9. Good bartenders get the shakes. Another secret to making a good tiki drink is shaking technique. You need to shake long enough to allow the ingredients to marry, get everything to temperature and allow for the right amount of melt. If you watch our bartender’s closely, you’ll see they don’t simply slam the shaker back and fourth. That breaks down the ice and can water down the drink. Instead they shake with a rolling motion in such a way that the contents follow a figure 8 pattern inside the glasses.
10. Know when to say when. Tiki drinks are among the most magnificent cocktails ever created. But, as mentioned above, they pack a pretty powerful punch and must be approached responsibly and respectfully. That’s why Victor Bergeron had a soft spot in his heart for “those merry souls who make drinking a pleasure; who achieve contentedness long before capacity; and who, whenever they drink, prove to be able to carry it, enjoy it, and remain ladies and gentlemen.”
Every day across this great nation and around the globe Mai Tais are lovingly lapped, sensuously sipped and gleefully gulped. But on June 30, 2011, global Mai Tai consumption skyrocketed. That’s because a wonderful cocktail-oriented blog called A History of Drinking declared June 30 to be National Mai Tai Day in a post that quickly went viral.
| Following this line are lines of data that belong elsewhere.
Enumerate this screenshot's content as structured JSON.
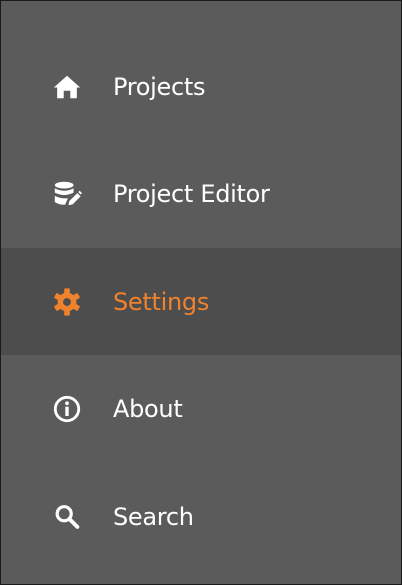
{
  "nav": {
    "items": [
      {
        "label": "Projects",
        "icon": "home-icon",
        "selected": false
      },
      {
        "label": "Project Editor",
        "icon": "database-edit-icon",
        "selected": false
      },
      {
        "label": "Settings",
        "icon": "gear-icon",
        "selected": true
      },
      {
        "label": "About",
        "icon": "info-icon",
        "selected": false
      },
      {
        "label": "Search",
        "icon": "search-icon",
        "selected": false
      }
    ]
  },
  "colors": {
    "panel_background": "#5b5b5b",
    "selected_background": "#4d4d4d",
    "text": "#ffffff",
    "accent": "#f0822d"
  }
}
Funny thing about the Internet though: Occasionally someone gets it wrong. And after doing some digging, it became clear that the origins for this particular holiday – at least this particular holiday on this particular date – are unknown.
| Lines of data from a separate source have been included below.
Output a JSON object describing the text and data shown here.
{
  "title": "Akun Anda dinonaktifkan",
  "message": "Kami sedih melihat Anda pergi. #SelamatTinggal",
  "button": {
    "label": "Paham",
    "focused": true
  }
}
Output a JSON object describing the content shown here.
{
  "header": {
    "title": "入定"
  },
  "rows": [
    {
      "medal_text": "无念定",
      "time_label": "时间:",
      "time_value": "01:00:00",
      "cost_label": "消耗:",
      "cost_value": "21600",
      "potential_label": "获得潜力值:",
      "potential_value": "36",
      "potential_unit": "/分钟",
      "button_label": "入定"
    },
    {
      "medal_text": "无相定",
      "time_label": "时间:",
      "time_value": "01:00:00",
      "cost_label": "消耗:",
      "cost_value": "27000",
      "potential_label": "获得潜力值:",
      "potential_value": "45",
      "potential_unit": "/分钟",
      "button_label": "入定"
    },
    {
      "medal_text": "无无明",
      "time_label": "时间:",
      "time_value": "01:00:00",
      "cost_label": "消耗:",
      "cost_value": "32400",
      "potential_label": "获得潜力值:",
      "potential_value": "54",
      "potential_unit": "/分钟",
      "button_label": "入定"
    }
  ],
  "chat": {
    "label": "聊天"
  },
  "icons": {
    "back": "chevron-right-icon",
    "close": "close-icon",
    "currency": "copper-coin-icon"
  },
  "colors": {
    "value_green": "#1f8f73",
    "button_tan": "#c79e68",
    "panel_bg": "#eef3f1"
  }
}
Ask the community over at Tiki Central when National Mai Tai Day is and they’ll tell you it’s August 30, which makes a whole lot more sense because:
As far as we’re concerned, August 30 is the real National Mai Tai day (and anyone who says it isn’t is a dirty stinker). But our hope is that this debate isn’t laid to rest without a good fight because, when it comes to the Mai Tai, controversy is part of the allure. Worst case, we’re stuck celebrating this amazing cocktail twice a year indefinitely.
For centuries the history of rum and the British Royal Navy have been intertwined. Starting in the early 17th century, a ration of rum was served to all sailors on a daily basis – a practice that continued until July 31, 1970 (Black Tot Day).
In the early 1800s, England’s greatest naval hero, Admiral Horatio, Viscount Nelson, whose tactics led to the defeat of the Spanish and French fleets, was killed in battle. To preserve his body so it could be buried with full honors at St. Paul’s cathedral, the Admiral was placed in a barrel of the ship’s “pusser’s rum.” When the barrel was opened in England, the rum was gone. Sailors had secretly drilled a hole in the barrel so they could drink a tot of “Nelson’s Blood,” which later became another colorful synonym for rum.
Our bar manager, Joshua Trapman, took inspiration from this rather ghoulish story to create the Portland Trader Vic’s “locals only” cocktail. Nelson’s Blood is a magnificent concoction featuring blood orange puree, dark rum and ginger beer.
Stop in and tell the bartender you’re ready to “tap the Admiral.” You’ll be glad you did.